+++ Data for this exercise +++

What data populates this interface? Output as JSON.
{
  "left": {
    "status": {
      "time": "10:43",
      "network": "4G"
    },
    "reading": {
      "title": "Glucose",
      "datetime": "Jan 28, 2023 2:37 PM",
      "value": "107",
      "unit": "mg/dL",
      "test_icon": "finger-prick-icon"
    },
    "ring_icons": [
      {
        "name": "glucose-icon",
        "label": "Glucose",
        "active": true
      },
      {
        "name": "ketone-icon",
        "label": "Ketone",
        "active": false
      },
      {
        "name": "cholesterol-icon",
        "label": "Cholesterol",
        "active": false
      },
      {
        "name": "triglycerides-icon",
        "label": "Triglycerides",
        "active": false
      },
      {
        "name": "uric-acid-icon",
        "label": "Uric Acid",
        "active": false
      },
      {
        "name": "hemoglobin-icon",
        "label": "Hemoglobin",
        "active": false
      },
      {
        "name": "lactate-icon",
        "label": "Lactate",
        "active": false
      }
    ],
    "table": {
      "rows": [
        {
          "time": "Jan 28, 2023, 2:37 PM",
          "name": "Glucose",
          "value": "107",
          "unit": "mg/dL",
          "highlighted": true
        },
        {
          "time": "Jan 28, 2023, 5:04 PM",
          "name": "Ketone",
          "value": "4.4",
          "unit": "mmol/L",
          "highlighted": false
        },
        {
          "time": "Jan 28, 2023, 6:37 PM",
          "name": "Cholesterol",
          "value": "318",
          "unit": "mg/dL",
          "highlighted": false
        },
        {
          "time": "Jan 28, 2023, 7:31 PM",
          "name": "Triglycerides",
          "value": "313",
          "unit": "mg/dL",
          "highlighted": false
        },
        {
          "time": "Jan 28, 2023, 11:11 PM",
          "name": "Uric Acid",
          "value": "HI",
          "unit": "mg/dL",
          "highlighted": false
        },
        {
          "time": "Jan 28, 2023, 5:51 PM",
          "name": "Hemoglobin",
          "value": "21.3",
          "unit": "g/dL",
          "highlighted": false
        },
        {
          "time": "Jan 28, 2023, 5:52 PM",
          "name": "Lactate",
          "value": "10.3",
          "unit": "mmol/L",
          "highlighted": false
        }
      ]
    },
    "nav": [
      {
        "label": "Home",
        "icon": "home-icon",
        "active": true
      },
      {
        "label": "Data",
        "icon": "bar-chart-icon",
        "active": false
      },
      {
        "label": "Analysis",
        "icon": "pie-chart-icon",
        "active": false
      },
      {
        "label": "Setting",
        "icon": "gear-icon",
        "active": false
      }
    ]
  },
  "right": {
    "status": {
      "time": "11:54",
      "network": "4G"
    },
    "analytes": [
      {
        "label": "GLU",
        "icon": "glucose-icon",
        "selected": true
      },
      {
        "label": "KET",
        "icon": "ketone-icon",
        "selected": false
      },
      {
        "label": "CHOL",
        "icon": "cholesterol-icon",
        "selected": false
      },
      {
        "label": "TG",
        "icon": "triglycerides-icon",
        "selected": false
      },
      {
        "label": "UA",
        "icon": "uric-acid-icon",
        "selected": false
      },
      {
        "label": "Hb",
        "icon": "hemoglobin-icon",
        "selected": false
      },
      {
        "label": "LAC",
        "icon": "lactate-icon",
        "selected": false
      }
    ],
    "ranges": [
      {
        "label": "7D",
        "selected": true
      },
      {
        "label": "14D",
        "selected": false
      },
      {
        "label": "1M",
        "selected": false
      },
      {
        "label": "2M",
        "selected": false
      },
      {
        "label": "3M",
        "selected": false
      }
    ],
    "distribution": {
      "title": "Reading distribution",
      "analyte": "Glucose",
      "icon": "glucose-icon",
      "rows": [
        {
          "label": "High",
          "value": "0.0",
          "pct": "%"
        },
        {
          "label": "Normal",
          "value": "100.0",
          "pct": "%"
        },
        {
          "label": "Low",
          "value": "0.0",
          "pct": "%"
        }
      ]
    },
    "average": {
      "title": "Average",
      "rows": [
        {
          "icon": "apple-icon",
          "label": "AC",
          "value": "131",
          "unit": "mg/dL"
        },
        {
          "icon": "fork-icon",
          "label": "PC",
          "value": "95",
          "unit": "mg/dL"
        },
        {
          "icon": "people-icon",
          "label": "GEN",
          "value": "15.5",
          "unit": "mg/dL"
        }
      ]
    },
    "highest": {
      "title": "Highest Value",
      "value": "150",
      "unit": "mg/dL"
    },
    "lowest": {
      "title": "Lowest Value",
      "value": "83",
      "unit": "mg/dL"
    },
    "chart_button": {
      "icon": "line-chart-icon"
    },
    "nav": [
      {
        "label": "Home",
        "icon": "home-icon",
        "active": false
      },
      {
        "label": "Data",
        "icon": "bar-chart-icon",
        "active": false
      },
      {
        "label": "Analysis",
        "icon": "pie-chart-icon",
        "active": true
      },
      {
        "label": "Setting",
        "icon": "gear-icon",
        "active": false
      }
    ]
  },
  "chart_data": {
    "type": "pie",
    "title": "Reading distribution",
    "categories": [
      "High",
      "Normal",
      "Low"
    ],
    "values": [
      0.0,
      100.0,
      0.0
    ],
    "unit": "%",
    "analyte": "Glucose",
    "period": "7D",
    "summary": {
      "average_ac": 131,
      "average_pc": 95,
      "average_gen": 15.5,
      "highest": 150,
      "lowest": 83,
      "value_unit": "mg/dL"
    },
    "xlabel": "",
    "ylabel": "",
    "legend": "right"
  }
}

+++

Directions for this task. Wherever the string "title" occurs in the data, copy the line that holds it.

Response to the exercise.
      "title": "Glucose",
      "title": "Reading distribution",
      "title": "Average",
      "title": "Highest Value",
      "title": "Lowest Value",
    "title": "Reading distribution",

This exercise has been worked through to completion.